The court followed the request of the prosecution to toughen the sentence imposed in January 2007 on Mengistu, who has lived in comfortable exile in Zimbabwe since he was toppled in 1991, after he was found guilty of genocide at the end of a decade-long trial.
Mengistu, an army lieutenant colonel, ruled Ethiopia from 1977 at the head of a Marxist junta known as the Derg, which had seized power three years earlier. The genocide charges arose from a crackdown against opponents in 1977/78 known as the Red Terror, in which tens of thousands were killed or disappeared
The court that had passed life sentences in 2007 accepted pleas for leniency from the defence, but Supreme Court Judge Desta Gebru rejected them on Monday.
“The court has decided to revoke the leniency appeal from the defendants,” he said in his ruling. “It has sentenced them to death.
“They have tortured and executed thousands of innocent people in public, which applies as genocide according to Ethiopian law.”
“All defendants are guilty of genocide, murder and illegal confiscation and detainment of innocent people. As a result, they will be handed out the most severe punishment in Ethiopian law.”
Desta said the court would await the confirmation of the sentences by President Girma Woldegiorgis — who has the power to amend them again — before fixing an execution date.
Those sentenced to death along with Mengistu included Legesse Afsaw, known as “the butcher of Tigre”, former vice-president Fisseha Desta and former prime minister Fikresellassie Wogderes.
On the reading of the Supreme Court’s verdict, many relatives of the accused in court burst into tears. None would comment.
Although the death sentence is sometimes pronounced in Ethiopia, only two people have been executed in the past 10 years and none since August 2007.
Following the end of Mengistu’s trial last year, Robert Mugabe’s government in Zimbabwe ruled out his extradition, saying, “Comrade Mengistu still remains a special guest.”
The Federal High Court had convicted Mengistu and 11 of his top aides in December 2006 on 211 counts of genocide, homicide, illegal imprisonment and illegal property seizure.
A further 60 defendants were also found guilty of genocide, but only by a majority 2-1 ruling by the judges, who acquitted some but not all on several of the lesser charges.
Only one defendant was acquitted on all charges.
Mengistu and his former top aides were also accused of the murders of former Ethiopian emperor Haile Selassie, whom they overthrew in 1974, and Orthodox Patriarch Abuna Tefelows.
Of the 73 accused, 14 had died and only 33 were present in court.

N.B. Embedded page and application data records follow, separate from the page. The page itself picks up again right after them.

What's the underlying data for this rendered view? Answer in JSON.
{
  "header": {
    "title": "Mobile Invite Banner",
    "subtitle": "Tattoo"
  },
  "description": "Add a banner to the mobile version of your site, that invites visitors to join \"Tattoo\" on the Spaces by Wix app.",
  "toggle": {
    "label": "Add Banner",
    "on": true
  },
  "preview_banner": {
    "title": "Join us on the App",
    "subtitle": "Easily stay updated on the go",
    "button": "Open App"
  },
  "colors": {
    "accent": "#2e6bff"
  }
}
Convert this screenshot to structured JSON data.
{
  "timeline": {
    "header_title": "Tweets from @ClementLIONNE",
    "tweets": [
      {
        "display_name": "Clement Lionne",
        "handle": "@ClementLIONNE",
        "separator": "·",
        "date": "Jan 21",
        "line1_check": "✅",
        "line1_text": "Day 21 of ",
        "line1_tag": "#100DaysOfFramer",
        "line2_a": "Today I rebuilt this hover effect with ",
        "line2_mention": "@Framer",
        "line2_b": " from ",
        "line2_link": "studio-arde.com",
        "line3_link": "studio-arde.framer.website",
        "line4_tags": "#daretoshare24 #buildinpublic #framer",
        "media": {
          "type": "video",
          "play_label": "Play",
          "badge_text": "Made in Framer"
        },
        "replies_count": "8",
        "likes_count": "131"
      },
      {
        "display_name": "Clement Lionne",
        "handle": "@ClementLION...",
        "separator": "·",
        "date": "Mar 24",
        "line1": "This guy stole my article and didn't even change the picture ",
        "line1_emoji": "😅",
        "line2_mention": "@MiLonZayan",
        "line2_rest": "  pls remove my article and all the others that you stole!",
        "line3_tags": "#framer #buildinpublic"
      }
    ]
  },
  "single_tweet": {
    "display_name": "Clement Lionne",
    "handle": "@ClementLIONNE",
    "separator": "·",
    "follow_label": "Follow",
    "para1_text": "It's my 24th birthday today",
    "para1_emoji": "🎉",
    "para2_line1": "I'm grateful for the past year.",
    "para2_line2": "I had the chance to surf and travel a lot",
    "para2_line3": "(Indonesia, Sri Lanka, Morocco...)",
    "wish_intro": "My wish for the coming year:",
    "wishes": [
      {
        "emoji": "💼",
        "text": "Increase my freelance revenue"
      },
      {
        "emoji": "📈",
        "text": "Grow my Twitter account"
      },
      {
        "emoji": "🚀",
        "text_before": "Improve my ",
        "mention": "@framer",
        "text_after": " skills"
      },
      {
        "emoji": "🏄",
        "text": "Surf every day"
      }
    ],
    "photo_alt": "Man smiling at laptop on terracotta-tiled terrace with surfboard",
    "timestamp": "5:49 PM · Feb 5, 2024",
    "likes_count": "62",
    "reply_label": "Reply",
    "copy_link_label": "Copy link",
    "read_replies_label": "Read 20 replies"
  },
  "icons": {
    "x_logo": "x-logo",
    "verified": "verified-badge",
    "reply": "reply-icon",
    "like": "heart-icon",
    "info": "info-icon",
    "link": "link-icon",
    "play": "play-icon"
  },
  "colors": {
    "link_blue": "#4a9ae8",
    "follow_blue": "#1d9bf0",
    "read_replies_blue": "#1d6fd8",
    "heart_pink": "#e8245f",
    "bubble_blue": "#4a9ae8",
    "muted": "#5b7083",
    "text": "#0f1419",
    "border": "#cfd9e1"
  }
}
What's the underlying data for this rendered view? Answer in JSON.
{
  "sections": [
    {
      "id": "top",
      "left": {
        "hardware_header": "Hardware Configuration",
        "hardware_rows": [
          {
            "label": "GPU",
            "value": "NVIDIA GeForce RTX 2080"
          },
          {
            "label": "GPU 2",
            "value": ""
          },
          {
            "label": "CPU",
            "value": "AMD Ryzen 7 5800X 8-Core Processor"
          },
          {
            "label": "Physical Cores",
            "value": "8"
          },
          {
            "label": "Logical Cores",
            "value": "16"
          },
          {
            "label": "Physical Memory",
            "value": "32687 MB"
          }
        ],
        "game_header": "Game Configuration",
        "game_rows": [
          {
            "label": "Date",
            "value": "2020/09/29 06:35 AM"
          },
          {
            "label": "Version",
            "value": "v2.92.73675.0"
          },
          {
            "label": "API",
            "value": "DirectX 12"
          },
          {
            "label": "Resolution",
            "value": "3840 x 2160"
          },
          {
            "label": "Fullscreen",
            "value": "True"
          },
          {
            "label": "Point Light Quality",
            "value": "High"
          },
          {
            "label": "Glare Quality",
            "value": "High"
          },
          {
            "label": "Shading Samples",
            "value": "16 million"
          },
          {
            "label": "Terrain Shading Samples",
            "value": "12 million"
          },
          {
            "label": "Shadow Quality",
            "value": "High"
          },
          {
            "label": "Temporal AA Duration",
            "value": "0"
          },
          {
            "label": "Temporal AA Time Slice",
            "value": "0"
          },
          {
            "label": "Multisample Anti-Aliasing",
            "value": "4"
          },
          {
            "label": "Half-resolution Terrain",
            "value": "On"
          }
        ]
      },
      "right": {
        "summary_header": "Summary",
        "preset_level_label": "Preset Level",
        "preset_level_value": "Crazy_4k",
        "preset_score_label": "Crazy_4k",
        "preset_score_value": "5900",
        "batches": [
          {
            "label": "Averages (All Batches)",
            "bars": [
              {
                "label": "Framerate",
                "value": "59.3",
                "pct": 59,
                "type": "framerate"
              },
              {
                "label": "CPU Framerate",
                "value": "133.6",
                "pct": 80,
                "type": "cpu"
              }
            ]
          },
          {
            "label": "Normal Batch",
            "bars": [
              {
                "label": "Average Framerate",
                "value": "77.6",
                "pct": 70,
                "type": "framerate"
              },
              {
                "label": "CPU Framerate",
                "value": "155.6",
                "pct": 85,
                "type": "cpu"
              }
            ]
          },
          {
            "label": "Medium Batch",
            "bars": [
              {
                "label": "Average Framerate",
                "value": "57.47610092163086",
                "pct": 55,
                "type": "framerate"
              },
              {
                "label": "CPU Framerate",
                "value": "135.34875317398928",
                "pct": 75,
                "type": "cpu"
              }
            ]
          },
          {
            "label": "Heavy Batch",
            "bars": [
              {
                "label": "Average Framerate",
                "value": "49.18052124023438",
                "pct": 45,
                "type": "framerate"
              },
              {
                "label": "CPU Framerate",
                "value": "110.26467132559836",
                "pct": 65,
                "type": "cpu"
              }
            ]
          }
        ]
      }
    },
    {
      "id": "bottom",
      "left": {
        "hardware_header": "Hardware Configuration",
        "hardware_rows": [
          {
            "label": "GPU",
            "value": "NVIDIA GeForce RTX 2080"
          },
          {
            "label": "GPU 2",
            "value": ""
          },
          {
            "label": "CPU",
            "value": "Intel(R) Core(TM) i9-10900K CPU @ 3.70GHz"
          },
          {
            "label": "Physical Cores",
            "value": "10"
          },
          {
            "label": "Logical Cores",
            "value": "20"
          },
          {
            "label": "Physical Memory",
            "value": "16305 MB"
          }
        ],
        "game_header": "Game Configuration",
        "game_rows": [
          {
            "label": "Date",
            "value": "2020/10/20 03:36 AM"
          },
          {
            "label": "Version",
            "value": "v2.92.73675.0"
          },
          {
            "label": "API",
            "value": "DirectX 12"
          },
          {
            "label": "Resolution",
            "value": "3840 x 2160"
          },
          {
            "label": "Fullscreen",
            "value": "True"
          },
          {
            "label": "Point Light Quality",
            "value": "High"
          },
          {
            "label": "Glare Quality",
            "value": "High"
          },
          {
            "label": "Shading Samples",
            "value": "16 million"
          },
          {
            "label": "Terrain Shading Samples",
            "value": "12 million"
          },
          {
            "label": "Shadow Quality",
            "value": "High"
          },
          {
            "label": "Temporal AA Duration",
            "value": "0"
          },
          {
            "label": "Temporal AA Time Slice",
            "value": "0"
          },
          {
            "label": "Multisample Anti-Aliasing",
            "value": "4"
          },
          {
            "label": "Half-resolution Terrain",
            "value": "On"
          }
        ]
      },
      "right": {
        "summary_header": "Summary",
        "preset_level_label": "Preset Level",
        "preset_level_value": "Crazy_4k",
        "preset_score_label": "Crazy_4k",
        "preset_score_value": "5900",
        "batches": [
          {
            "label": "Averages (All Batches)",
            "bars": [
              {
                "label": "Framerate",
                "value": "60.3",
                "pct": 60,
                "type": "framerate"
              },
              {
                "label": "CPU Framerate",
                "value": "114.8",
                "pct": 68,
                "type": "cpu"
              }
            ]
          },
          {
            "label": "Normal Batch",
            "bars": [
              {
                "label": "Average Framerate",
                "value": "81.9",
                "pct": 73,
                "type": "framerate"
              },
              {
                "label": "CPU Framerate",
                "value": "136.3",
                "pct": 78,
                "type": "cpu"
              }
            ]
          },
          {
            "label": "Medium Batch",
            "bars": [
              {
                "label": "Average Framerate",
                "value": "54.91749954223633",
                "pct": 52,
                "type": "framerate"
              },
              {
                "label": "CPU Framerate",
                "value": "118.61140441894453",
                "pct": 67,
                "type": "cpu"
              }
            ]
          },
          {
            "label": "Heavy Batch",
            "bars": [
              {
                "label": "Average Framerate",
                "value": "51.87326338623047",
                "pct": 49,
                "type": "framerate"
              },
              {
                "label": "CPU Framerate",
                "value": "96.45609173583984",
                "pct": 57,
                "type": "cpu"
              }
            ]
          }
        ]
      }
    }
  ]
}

Mengistu was among 25 defendants tried in absentia. — AFP